- leading or partnering on research that helps us identify and learn more about emerging contaminants in the environment. This research helps us build community confidence in the safe and suitable use of recycled water.
In 2021, EPA scientists partnered with the Department of Energy, Environment and Climate Action (formerly the Department of Environment, Land, Water and Planning) and 13 of Victoria’s water corporations to do a study on emerging contaminants in recycled water.
This study aimed to help Victoria’s water sector better understand emerging contaminants so that potential environmental and public health risks can be managed.
While we detected 180 chemicals in treated wastewater, none of the levels exceeded current human health guidelines. These findings are consistent with the findings of similar studies conducted in other parts of the world.
The source of the emerging contaminants in wastewater is us – the chemicals, medicines, and products we use travel down the drain and into wastewater treatment plants. EPA’s role is to regulate how businesses and industry use, store and dispose of their waste, but we can all make a difference by reducing our pollution and waste. We can do this by:
- Taking medicines only as directed and returning unwanted and expired medicines to your local pharmacy
- Choosing chemical free cleaning products
- Minimising the use of pesticides in our gardens and bug sprays in the home

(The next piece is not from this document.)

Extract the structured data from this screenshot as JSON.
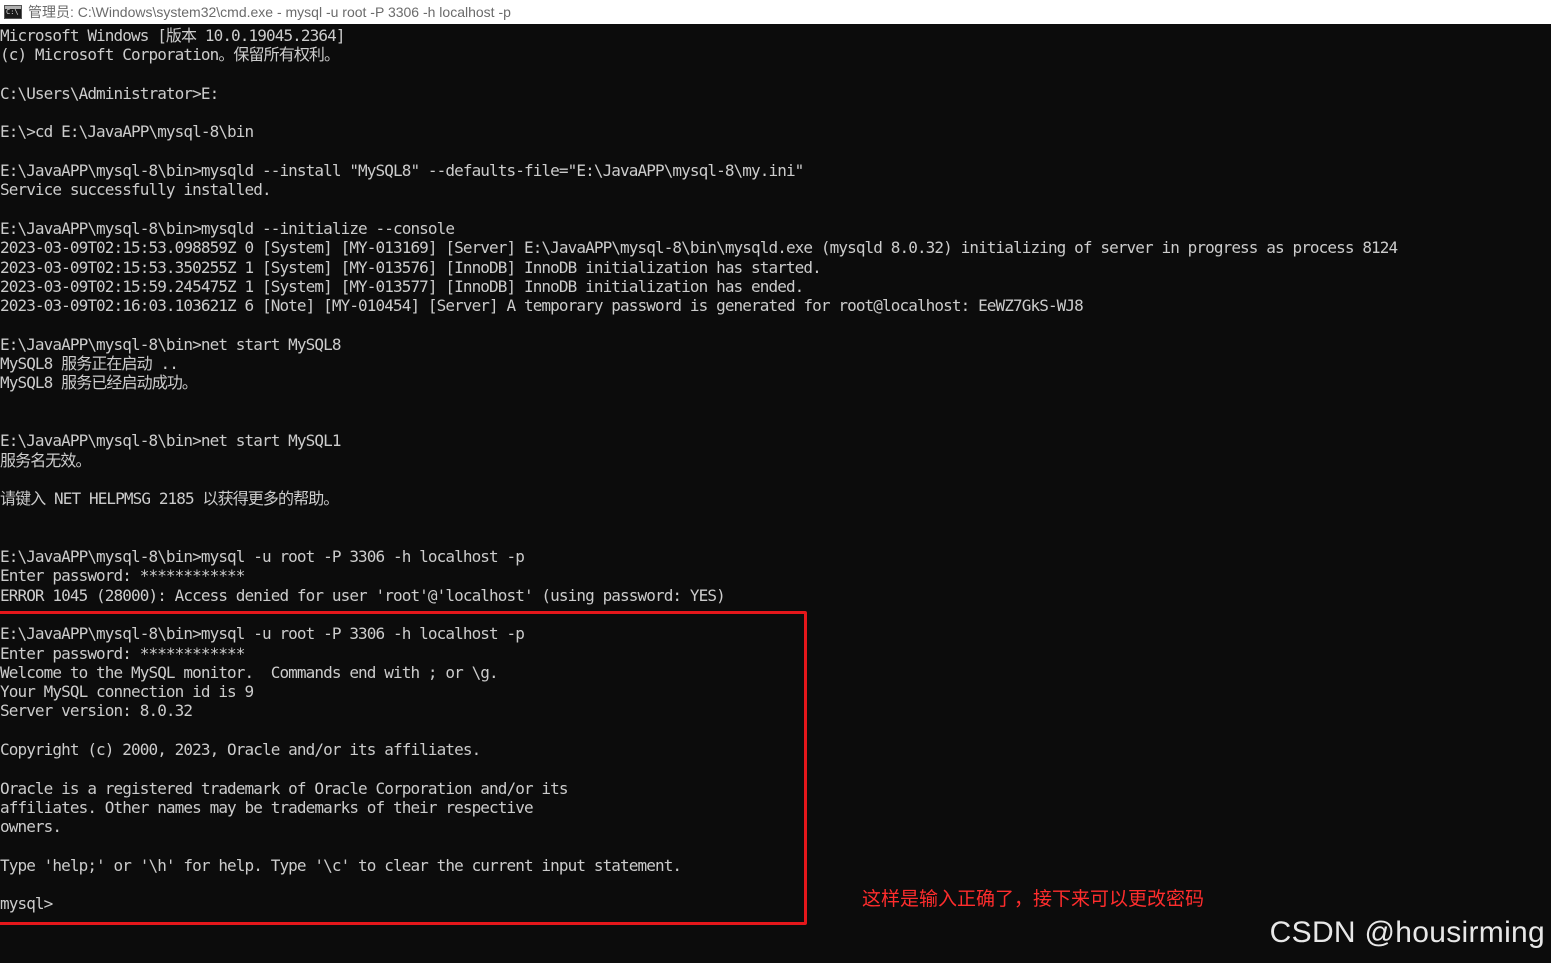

- Keeping onsite wastewater management systems well maintained and avoiding powerful chemicals.
Reviewed 5 June 2023